The First Night
Your dorm will probably have a first-night orientation
or social event to welcome you to school. Show up to this—and all—dorm
meetings: you’ll get to know the people on your floor and you’ll
make friends quickly.
Unpack as much as you can when you arrive but not at the expense
of socializing and meeting other people in the dorm. If you can
find your bathroom products and your jammies, you’re in good order
for the evening.
Make sure to put these items on top of everything else
- A framed photo from home
- Flip-flops (for the shower)
- Sheets and bedding
- Next day’s clothes
- Orientation schedule
When you unpack, try to take up only the space allotted
to you. You won’t score any points with your roommates if you impose
on their space. Using stackable crates or stacking plastic bins
makes unpacking easy. Get your stuff out of the trash bag and into
the bins, and then you can run out for pizza with those cute guys/girls
who just moved in across the hall.
Finding a Friend
Finding an ally is important. It will help to settle you
and is simply more fun than going it alone. Classes haven’t started yet,
so your social life should be your top priority.
Leaving your dorm room door wide open (with you inside)
is a great way to meet people. Students will mill about in the halls,
and everyone will mix and mingle in one another’s rooms. Many students
leave their doors open all the time—this is a typical “college”
thing to do.
Most dorms also have a common room where you can hang out,
talk, read, and have snacks. Check out the common room on your first
night.
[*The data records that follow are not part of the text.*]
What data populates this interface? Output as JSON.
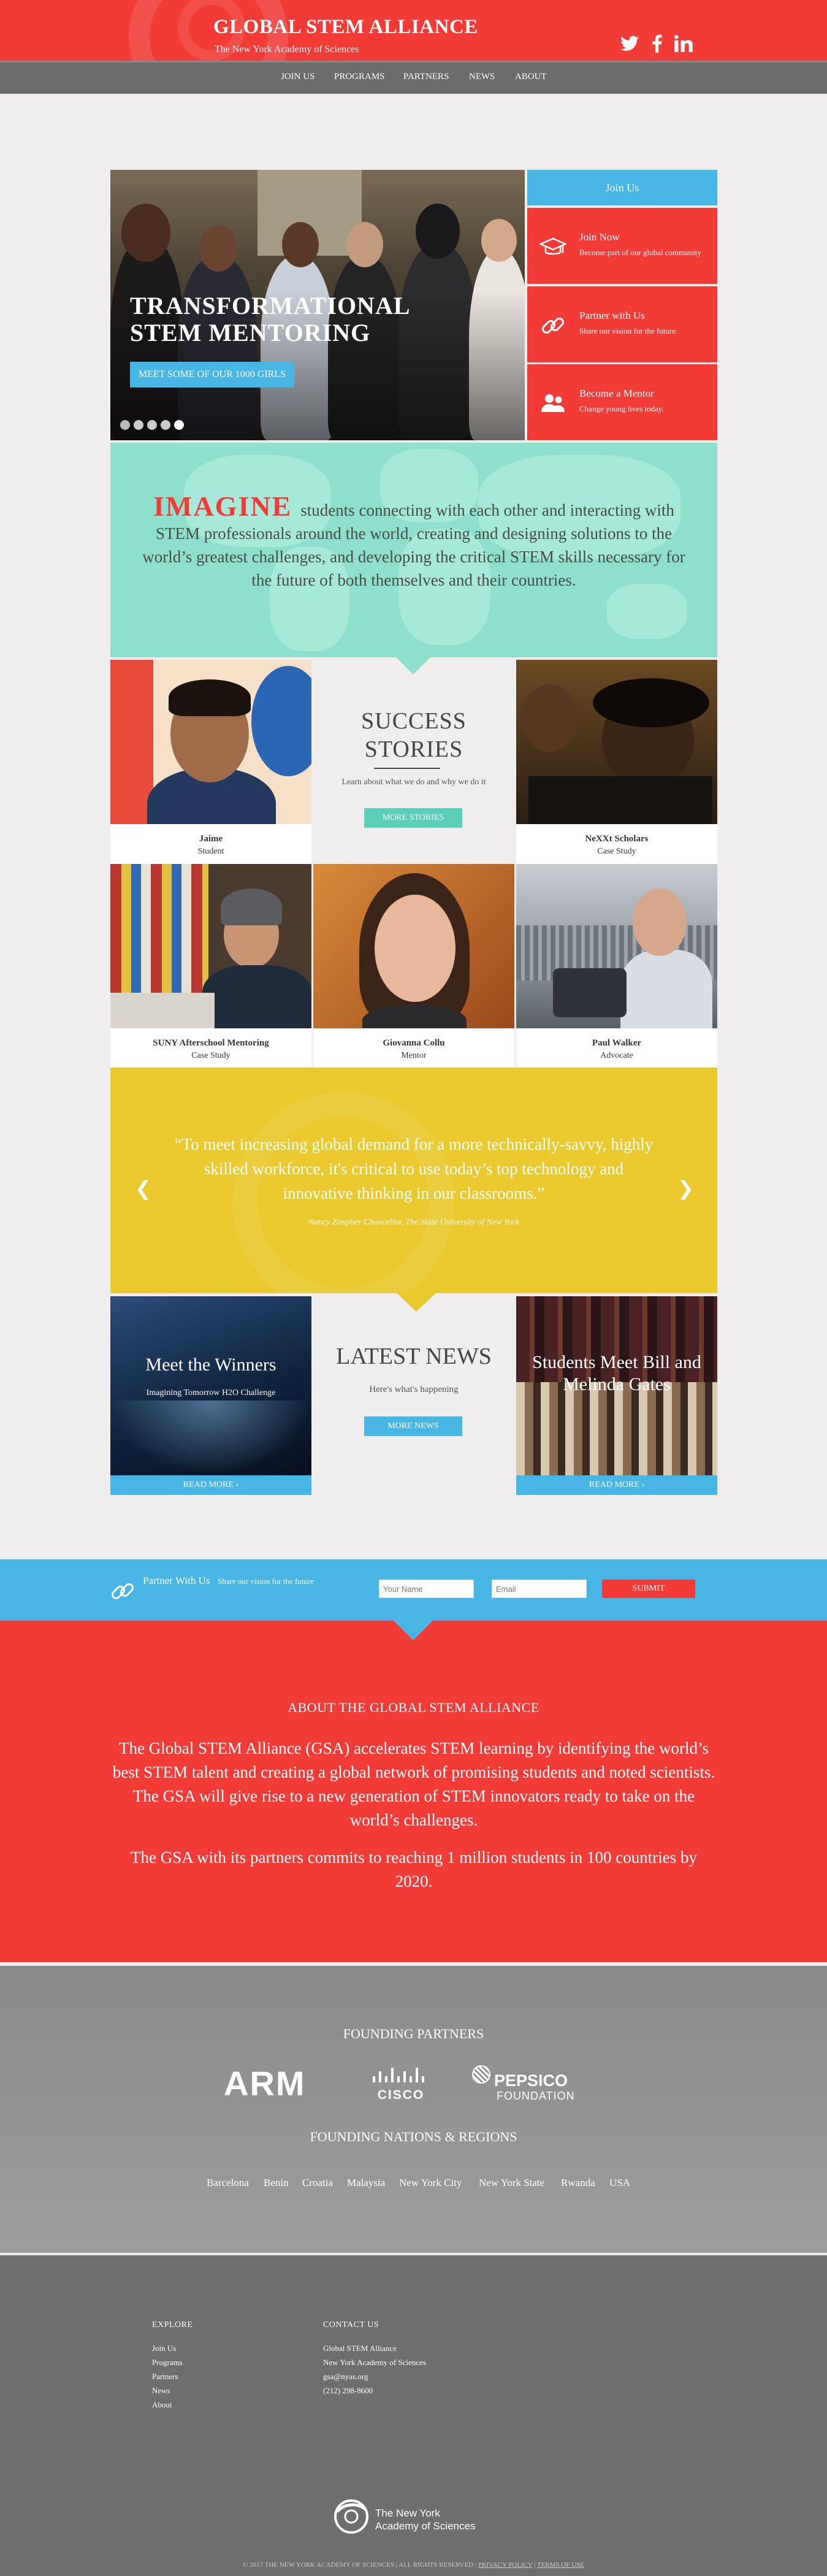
{
  "header": {
    "title": "GLOBAL STEM ALLIANCE",
    "subtitle": "The New York Academy of Sciences",
    "social": [
      "twitter-icon",
      "facebook-icon",
      "linkedin-icon"
    ]
  },
  "nav": {
    "items": [
      "JOIN US",
      "PROGRAMS",
      "PARTNERS",
      "NEWS",
      "ABOUT"
    ]
  },
  "hero": {
    "title_line1": "TRANSFORMATIONAL",
    "title_line2": "STEM MENTORING",
    "button": "MEET SOME OF OUR 1000 GIRLS",
    "slides": 5
  },
  "join": {
    "heading": "Join Us",
    "cards": [
      {
        "title": "Join Now",
        "subtitle": "Become part of our global community",
        "icon": "graduation-cap-icon"
      },
      {
        "title": "Partner with Us",
        "subtitle": "Share our vision for the future.",
        "icon": "link-icon"
      },
      {
        "title": "Become a Mentor",
        "subtitle": "Change young lives today.",
        "icon": "people-icon"
      }
    ]
  },
  "imagine": {
    "word": "IMAGINE",
    "text": "students connecting with each other and interacting with STEM professionals around the world, creating and designing solutions to the world’s greatest challenges, and developing the critical STEM skills necessary for the future of both themselves and their countries."
  },
  "stories": {
    "title_line1": "SUCCESS",
    "title_line2": "STORIES",
    "subtitle": "Learn about what we do and why we do it",
    "button": "MORE STORIES",
    "items": [
      {
        "name": "Jaime",
        "role": "Student"
      },
      {
        "name": "NeXXt Scholars",
        "role": "Case Study"
      },
      {
        "name": "SUNY Afterschool Mentoring",
        "role": "Case Study"
      },
      {
        "name": "Giovanna Collu",
        "role": "Mentor"
      },
      {
        "name": "Paul Walker",
        "role": "Advocate"
      }
    ]
  },
  "quote": {
    "text": "“To meet increasing global demand for a more technically-savvy, highly skilled workforce, it's critical to use today’s top technology and innovative thinking in our classrooms.”",
    "attribution": "Nancy Zimpher Chancellor, The State University of New York"
  },
  "news": {
    "title": "LATEST NEWS",
    "subtitle": "Here's what's happening",
    "button": "MORE NEWS",
    "left": {
      "title": "Meet the Winners",
      "subtitle": "Imagining Tomorrow H2O Challenge",
      "button": "READ MORE"
    },
    "right": {
      "title": "Students Meet Bill and Melinda Gates",
      "button": "READ MORE"
    }
  },
  "partner_bar": {
    "label": "Partner With Us",
    "tagline": "Share our vision for the future",
    "name_placeholder": "Your Name",
    "email_placeholder": "Email",
    "submit": "SUBMIT"
  },
  "about": {
    "title": "ABOUT THE GLOBAL STEM ALLIANCE",
    "p1": "The Global STEM Alliance (GSA) accelerates STEM learning by identifying the world’s best STEM talent and creating a global network of promising students and noted scientists. The GSA will give rise to a new generation of STEM innovators ready to take on the world’s challenges.",
    "p2": "The GSA with its partners commits to reaching 1 million students in 100 countries by 2020."
  },
  "partners": {
    "title": "FOUNDING PARTNERS",
    "logos": {
      "arm": "ARM",
      "cisco": "CISCO",
      "pepsico": "PEPSICO",
      "pepsico_sub": "FOUNDATION"
    },
    "nations_title": "FOUNDING NATIONS & REGIONS",
    "nations": [
      "Barcelona",
      "Benin",
      "Croatia",
      "Malaysia",
      "New York City",
      "New York State",
      "Rwanda",
      "USA"
    ]
  },
  "footer": {
    "explore_title": "EXPLORE",
    "explore": [
      "Join Us",
      "Programs",
      "Partners",
      "News",
      "About"
    ],
    "contact_title": "CONTACT US",
    "contact": [
      "Global STEM Alliance",
      "New York Academy of Sciences",
      "gsa@nyas.org",
      "(212) 298-8600"
    ],
    "logo_line1": "The New York",
    "logo_line2": "Academy of Sciences",
    "copyright": "© 2017 THE NEW YORK ACADEMY OF SCIENCES | ALL RIGHTS RESERVED |",
    "privacy": "PRIVACY POLICY",
    "separator": "|",
    "terms": "TERMS OF USE"
  },
  "colors": {
    "red": "#f23a36",
    "blue": "#48b6e5",
    "teal": "#8ee0cc",
    "yellow": "#e9c92e",
    "gray": "#6e6e6e"
  }
}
Other first years will be doing the same. The common room
is also a great place to bring a board game, which gives you an
opportunity to ask someone to play with you. Once a board game gets
going, others will want to join in.
The Dining Hall
The dining hall is a great place to meet classmates and
make new friends. You’re bound to see a recognizable face from the dorm
sitting at a table. Don’t be shy, and don’t sit alone.
If you simply can’t muster up the courage to sit with
someone you don’t know, then sit with a few empty seats around you.
Chances are that someone will join you. One quarter of the people
around you are first years, and if you’re in a first-years’ dining
hall, they’re going through the same nerve-racking experience.